“Not only is Clovis responding, but we are also getting attention from other cities, including Modesto, Chico and Santa Barbara,” Kroll said.
Also enticed by the program are Fresno City College and Clovis Unified. The schools may be using the program as an outdoor classroom by allowing students to participate in building the home.
The first cottage home to be constructed belongs to Scott January, who built his 374-square-foot home on his property on Baron Avenue just east of downtown Clovis.
January didn’t hesitate when he heard about the program. He said it will serve two purposes by providing additional rental income but also be a place for a caregiver to stay. He built the cottage next door to his father’s home.
“This has worked out really well,” he said. “And even if there are a few hiccups here and there, the city is easy to work with.”
He is nearly finished with the cozy home. Three columns hold up a low roof that provides shade for the front door. Inside is the living area and kitchen. There is space for a stackable washer and dyer and a bedroom with a bathroom.
January handled most of the construction himself. He’s a high school wood shop and auto shop teacher, so skills and tools were not an issue for him.
“If you have the space, it really is a win-win situation,” he said. “And from a dollars and cents perspective, if the city is letting you put another house on your property, you can’t go wrong.”
January plans to rent the tiny house for about $700 to $800 until he needs it for his father.
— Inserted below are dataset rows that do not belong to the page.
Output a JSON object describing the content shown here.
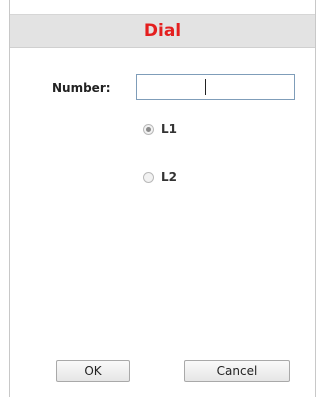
{
  "dialog": {
    "title": "Dial",
    "title_color": "#e41f1f",
    "number": {
      "label": "Number:",
      "value": "",
      "placeholder": ""
    },
    "lines": [
      {
        "label": "L1",
        "checked": true
      },
      {
        "label": "L2",
        "checked": false
      }
    ],
    "buttons": {
      "ok_label": "OK",
      "cancel_label": "Cancel"
    }
  }
}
January said his dad is adamant about not moving to a rest home, so when the time comes that his father needs extra help, the small house will be used by a caregiver.
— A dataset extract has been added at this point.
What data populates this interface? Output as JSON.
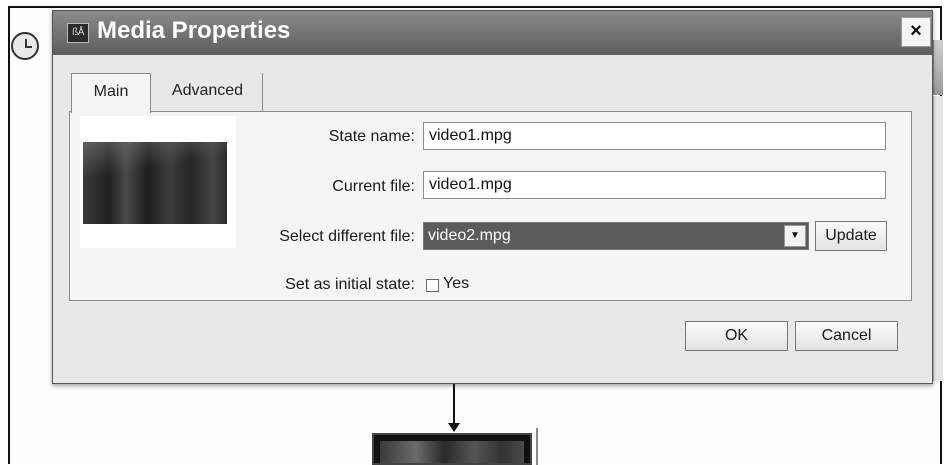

“I’ve had a lot of people drive by and ask me about renting the home, so I know there is a demand out there,” he said.
From art to architecture you will find a little something different along Fresno’s Fulton Street.
The longtime pedestrian mall re-opened to vehicular traffic last October. On Monday the street was recognized in America’s main street contest.
“As an organization, we feel awesome to be in this running because it really is prime time for Fulton Street and Fulton District with the reopening of Fulton street six or seven months ago,” said Chilingerian.
The goal of the national contest is to help promote the importance and strong economic benefits of main streets and the small businesses that help them thrive
Fulton Street was named one of 10 semifinalists on Monday.
There are currently 18 vacant storefronts on Fulton.
Many have sat empty for years and are in need of renovation to be brought up to code.
Officials hope this type of national attention will catch the eye of potential business owners.
“We’re already seeing some businesses come in and open but something like this would bring even more foot traffic and even more potential businesses so I think national attention like this is really exciting for us,” said Jenna Chilingerian.
The winning main street will receive $25,000 in cash and prizes to help revitalize their street.
“We’re always looking for opportunities for more faade improvements tenant improvements like so those are the things we’re looking at right now,” said Chilingerian.